Coefficient of Vanation of Armed Forces Industrial Sector based on 46 MSAs Mean Median Speed [ v. Calibrated by Macro-scale' Roadway Density >~4 Logarithm Positive life 0.001715 ,v*, t *t Yes Mean Median Speed Calibrated by Macro-scale Roadway Density Coefficient of Variation of Finance, Insurance, and Real Estate Industrial Sector based on 30 Congested MSAs Logarithm Positive 0.53 0.26 0.00195 Yes 95


Table 4.16 The Results of the Fixed Nonlinear Regression (Cont.)
Dependent Variable Explanatory Variable Relationship R Adjusted R2 p-level Acceptable Page
Mean Median Speed Calibrated by Macro-scale Roadway Density Coefficient of Variation of Armed Forces Industrial Sector based on 30 Congested MSAs Logarithm Positive 0.59 0.33 0.000457 Yes 96
Mean Median Speed Calibrated by Macro-scale Roadway Density Transit Ridership Reciprocal Negative 0.43 0.16 0.0033 Yes 97
' 1 < -Jy r* Transit Ridership Worker Car Ownership (% -. workers cars per capita) Reciprocal Negative.'- 0 92 0 81 0.00000001 Hes; '98
Transit Ridership Worker Car Ownership (% -' workers cars per capita) Linear Negative 0.90 0.84 0.00000001 > Yes Same as 98.
Mean Median Speed Coefficient of Variation of Manufacturing Durable Goods Industrial Sector Linear Positive 0.36 0.11 0.01253 No 145
Coefficient of Variation of Manufacturing Durable Goods Industrial Sector Mean Median Speed Square Positive 0.37 0.12 0.01096 No Same as 145


00
Os
Mean Median SDeed vs. Macro-scale Roadwav Density Fixed Nonlinear Regression Summary for Dependent Variable: MNAMDNSPD (Sheetl in OVarsAll.stw) R= .67560617 Ra= .45644369 Adjusted R2= .44409014 Bius4 ss | F(1,44)=36.948 (F(^O.OS)^ OB) p<.00000 SW.F-.Tor of estimate: 16.205 tylSI1 ifegjr" i&SSj p a 0.0000003; MnMdnSpd 24.8659 + 17267.8809 x (1 / RDen) :iirvii7ti/RDefl):o.67560s:o.ini47.ii7287.8ai284oeos:6.o7a5i8 jooooooo: Model is: Piecewise linear regression with breakpoint (Sheetl in OVarsAII-Stw) r iconstBO i RDEN ConstBO RDEN Breaknt Dependent variable: MNAMDNSPD Loss: Least squares Final loss: 12029.049761 R=.65888 Variance exolained: 43.412%

160.00 £ at 0) a. Bakersfielc (Std. Residua . CA 3.95)

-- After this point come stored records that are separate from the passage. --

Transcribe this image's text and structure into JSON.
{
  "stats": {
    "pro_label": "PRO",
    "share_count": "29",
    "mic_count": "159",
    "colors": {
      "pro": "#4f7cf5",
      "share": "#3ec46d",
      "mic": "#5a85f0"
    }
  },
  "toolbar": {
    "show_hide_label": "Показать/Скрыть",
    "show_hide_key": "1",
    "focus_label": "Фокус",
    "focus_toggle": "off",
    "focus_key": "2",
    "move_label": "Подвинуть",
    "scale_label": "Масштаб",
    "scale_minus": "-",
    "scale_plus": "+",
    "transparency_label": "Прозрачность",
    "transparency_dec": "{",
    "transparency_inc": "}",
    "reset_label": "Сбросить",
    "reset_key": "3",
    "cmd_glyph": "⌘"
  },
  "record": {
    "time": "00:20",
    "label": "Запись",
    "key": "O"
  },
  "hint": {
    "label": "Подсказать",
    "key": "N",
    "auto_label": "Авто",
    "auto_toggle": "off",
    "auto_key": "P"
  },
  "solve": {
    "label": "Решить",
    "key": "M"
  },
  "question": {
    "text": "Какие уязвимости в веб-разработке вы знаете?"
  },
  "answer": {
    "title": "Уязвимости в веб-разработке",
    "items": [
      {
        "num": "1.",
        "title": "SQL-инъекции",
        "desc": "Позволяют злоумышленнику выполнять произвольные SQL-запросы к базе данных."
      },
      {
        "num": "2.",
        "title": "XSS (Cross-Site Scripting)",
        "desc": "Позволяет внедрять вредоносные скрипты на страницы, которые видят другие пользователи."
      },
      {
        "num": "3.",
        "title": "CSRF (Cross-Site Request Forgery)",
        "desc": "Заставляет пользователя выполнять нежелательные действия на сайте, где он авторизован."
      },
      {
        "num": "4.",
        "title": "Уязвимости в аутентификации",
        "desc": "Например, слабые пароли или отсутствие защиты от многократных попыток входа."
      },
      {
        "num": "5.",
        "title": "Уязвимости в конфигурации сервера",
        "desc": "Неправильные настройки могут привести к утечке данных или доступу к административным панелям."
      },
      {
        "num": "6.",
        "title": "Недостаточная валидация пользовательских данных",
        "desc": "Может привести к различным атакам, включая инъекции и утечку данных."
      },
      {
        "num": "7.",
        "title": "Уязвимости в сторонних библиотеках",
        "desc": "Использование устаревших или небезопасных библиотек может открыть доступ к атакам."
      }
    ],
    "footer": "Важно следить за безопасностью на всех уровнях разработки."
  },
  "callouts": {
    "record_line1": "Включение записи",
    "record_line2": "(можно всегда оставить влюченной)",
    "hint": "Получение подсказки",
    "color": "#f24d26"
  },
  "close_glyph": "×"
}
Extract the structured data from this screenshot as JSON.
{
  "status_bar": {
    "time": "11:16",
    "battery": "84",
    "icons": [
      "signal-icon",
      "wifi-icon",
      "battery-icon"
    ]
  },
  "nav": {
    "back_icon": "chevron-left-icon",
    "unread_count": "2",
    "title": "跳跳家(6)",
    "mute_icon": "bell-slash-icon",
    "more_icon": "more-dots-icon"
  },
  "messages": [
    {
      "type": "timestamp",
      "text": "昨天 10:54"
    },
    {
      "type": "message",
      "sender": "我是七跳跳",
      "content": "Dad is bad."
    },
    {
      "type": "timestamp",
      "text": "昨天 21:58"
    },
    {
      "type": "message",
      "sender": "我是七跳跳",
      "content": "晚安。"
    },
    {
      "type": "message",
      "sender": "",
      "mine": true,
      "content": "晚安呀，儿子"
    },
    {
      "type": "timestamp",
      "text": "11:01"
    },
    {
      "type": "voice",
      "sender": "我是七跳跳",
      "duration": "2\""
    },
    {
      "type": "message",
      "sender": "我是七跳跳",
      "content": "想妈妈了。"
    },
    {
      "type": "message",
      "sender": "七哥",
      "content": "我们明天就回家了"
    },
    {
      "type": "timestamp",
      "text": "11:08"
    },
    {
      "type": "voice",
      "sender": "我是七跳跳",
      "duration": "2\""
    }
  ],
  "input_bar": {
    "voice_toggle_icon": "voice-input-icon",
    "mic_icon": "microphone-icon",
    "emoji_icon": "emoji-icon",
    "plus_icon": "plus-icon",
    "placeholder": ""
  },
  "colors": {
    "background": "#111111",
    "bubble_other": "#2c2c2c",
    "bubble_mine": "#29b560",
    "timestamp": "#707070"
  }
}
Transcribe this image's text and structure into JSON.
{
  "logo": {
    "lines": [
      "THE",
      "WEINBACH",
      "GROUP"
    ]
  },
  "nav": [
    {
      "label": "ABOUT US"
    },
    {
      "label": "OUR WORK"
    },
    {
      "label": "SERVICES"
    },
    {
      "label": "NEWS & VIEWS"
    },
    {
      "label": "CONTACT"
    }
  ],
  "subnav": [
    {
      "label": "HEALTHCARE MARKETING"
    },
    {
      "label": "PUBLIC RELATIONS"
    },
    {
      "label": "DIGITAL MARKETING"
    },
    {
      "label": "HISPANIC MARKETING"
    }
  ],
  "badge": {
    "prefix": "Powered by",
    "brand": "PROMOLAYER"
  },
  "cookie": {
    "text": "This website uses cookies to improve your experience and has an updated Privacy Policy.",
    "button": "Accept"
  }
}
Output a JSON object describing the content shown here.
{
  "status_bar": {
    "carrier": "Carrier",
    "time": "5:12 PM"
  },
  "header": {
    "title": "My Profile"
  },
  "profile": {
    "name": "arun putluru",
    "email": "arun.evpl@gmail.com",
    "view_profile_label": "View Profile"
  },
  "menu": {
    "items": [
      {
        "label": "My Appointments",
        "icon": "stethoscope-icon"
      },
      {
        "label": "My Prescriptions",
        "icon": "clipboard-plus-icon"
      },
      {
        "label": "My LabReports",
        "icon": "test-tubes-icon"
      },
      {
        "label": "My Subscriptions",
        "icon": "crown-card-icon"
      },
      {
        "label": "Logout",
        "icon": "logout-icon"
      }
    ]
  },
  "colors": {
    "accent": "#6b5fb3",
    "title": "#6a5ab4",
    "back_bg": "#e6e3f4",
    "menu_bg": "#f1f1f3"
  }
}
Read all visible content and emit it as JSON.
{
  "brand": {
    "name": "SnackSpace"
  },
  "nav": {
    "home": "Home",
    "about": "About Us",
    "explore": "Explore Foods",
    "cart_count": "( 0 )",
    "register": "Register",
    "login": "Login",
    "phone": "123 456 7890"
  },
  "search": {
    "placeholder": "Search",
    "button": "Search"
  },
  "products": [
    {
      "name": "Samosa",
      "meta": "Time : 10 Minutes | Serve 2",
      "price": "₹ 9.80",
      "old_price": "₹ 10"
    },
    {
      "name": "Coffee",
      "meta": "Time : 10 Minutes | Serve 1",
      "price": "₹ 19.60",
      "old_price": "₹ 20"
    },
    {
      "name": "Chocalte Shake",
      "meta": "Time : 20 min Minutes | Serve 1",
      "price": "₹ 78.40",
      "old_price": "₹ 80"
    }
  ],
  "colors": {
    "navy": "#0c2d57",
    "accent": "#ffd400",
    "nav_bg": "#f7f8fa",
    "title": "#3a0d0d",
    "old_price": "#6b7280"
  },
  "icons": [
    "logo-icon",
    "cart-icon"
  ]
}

c .2 S 0) Observed mean median Speed Predicted mean median Speed (1/Rden) A Predicted mean median Speed (Piecewise)
e n 0) El
t) '£
CL o e 0) £ 0) 0) g 40.00 isn; A 825) [land, CA a Los Angeles Long Beach, CA (Std. Residual 0.82) &
Pittsburgh, PA* (Std. Residual-1.70) Las Vegas, NV (Std. Residual -1.56| s a cfi (Std. F E3 esidual 0.65) san Jc ($9d. Res se, CA dual 0.30)0
0.00 0.
00 500 .00 1,00 R 0.00 1,50 )adway Supply (II 0.00 2,00 lacro-Roadway D 0.00 2,50 ensity (Car per leng 0.00 3,00 th) 0.00 3,500.00
Figure 4.2 Mean Median Speed vs. Macro-scale Roadway Density